**** DATA SHOWN

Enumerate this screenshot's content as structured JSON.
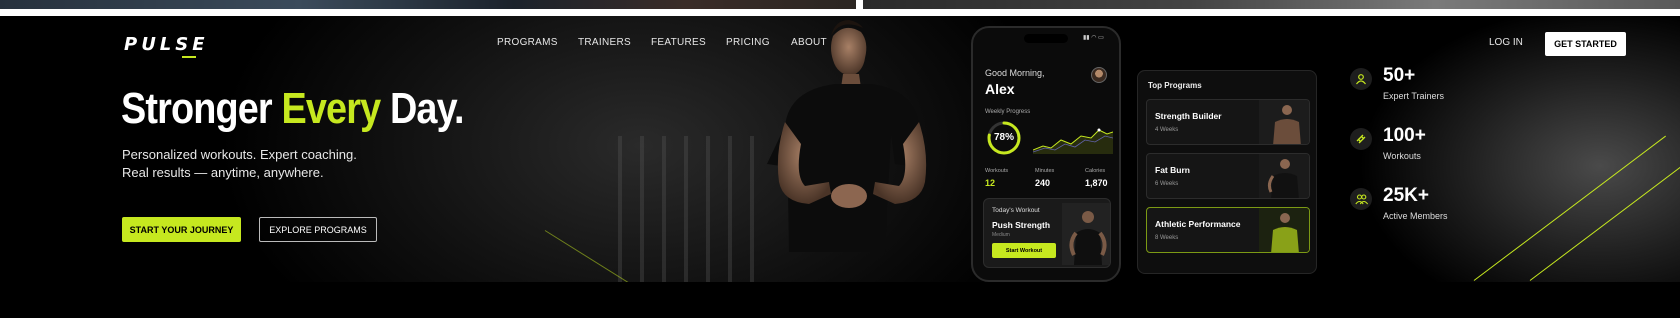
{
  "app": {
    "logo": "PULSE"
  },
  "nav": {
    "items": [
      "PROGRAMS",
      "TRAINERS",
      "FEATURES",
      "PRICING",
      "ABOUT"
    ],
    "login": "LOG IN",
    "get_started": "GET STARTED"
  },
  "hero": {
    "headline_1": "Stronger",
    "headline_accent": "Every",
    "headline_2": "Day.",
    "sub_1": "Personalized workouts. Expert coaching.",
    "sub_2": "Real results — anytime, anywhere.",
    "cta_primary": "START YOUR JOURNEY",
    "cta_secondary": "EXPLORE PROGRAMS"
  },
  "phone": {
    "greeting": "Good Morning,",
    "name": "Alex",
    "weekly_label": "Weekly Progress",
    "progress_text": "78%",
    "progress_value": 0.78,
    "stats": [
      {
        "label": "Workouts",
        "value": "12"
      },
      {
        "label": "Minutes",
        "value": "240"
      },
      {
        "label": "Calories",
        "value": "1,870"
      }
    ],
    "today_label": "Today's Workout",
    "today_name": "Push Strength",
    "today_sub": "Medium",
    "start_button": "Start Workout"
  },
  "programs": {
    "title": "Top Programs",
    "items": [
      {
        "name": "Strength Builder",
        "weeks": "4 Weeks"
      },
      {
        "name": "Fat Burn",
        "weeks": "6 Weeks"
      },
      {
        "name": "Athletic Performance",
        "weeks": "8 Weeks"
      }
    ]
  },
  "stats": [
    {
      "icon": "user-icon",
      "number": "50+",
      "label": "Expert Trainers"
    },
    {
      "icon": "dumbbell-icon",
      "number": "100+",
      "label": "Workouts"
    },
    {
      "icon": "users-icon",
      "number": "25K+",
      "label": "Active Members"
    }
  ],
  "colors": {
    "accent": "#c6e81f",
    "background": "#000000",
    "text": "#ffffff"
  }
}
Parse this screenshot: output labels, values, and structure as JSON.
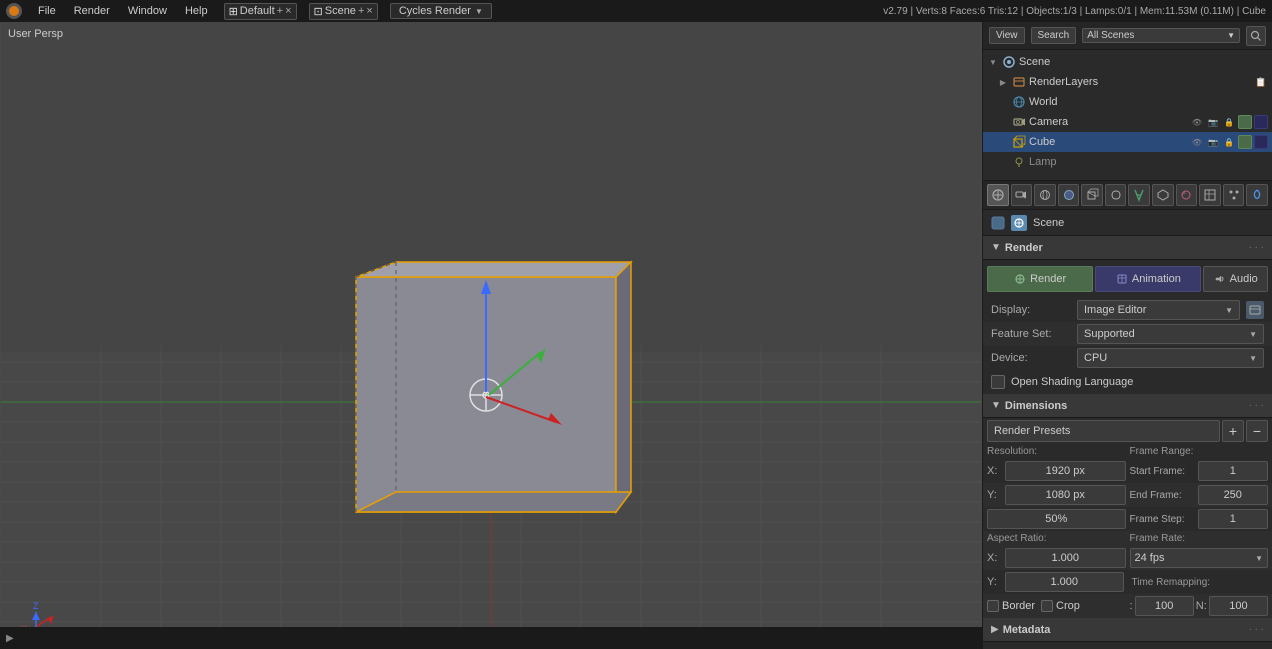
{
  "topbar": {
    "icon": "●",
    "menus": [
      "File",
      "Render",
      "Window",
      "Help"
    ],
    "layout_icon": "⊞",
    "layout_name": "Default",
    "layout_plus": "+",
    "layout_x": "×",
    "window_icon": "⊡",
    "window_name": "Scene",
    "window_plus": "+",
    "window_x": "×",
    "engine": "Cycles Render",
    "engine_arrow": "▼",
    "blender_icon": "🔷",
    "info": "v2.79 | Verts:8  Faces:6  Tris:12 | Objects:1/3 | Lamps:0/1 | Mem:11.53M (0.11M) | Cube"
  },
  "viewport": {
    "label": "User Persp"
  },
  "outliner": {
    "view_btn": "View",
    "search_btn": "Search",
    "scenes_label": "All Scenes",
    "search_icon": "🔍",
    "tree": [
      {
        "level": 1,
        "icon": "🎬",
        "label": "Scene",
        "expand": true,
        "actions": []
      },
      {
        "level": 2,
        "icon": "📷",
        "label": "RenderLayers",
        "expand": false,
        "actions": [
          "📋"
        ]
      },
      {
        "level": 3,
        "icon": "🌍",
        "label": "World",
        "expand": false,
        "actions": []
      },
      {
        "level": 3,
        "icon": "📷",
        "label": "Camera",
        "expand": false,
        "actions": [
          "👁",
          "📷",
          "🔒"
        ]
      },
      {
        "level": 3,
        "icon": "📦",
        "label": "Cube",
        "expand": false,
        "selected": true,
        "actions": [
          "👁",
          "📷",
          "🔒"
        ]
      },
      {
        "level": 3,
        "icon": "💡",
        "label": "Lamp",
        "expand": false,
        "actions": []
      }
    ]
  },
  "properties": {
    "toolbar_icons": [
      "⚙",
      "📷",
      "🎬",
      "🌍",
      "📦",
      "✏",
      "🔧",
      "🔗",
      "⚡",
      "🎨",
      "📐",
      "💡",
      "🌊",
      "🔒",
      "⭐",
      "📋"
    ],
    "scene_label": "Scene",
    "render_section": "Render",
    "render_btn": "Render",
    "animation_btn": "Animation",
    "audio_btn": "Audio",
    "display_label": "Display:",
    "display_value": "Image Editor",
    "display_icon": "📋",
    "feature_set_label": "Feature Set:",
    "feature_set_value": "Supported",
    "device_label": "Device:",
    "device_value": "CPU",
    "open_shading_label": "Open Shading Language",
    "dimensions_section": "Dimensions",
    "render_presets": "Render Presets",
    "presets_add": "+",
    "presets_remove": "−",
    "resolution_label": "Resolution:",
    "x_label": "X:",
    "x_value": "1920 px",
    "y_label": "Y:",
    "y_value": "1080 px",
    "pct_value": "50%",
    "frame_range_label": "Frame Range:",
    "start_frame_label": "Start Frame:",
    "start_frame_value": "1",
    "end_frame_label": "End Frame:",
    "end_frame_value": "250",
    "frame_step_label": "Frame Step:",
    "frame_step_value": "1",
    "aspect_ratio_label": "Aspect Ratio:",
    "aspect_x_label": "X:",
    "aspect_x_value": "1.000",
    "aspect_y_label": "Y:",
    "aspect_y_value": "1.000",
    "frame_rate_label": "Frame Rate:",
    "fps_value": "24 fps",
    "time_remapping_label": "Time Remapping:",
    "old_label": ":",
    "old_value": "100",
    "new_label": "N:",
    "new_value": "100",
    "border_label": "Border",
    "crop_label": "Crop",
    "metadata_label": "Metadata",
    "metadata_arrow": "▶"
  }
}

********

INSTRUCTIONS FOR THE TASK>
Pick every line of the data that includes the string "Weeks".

WRITTEN ANSWER>
        "weeks": "4 Weeks"
        "weeks": "6 Weeks"
        "weeks": "8 Weeks"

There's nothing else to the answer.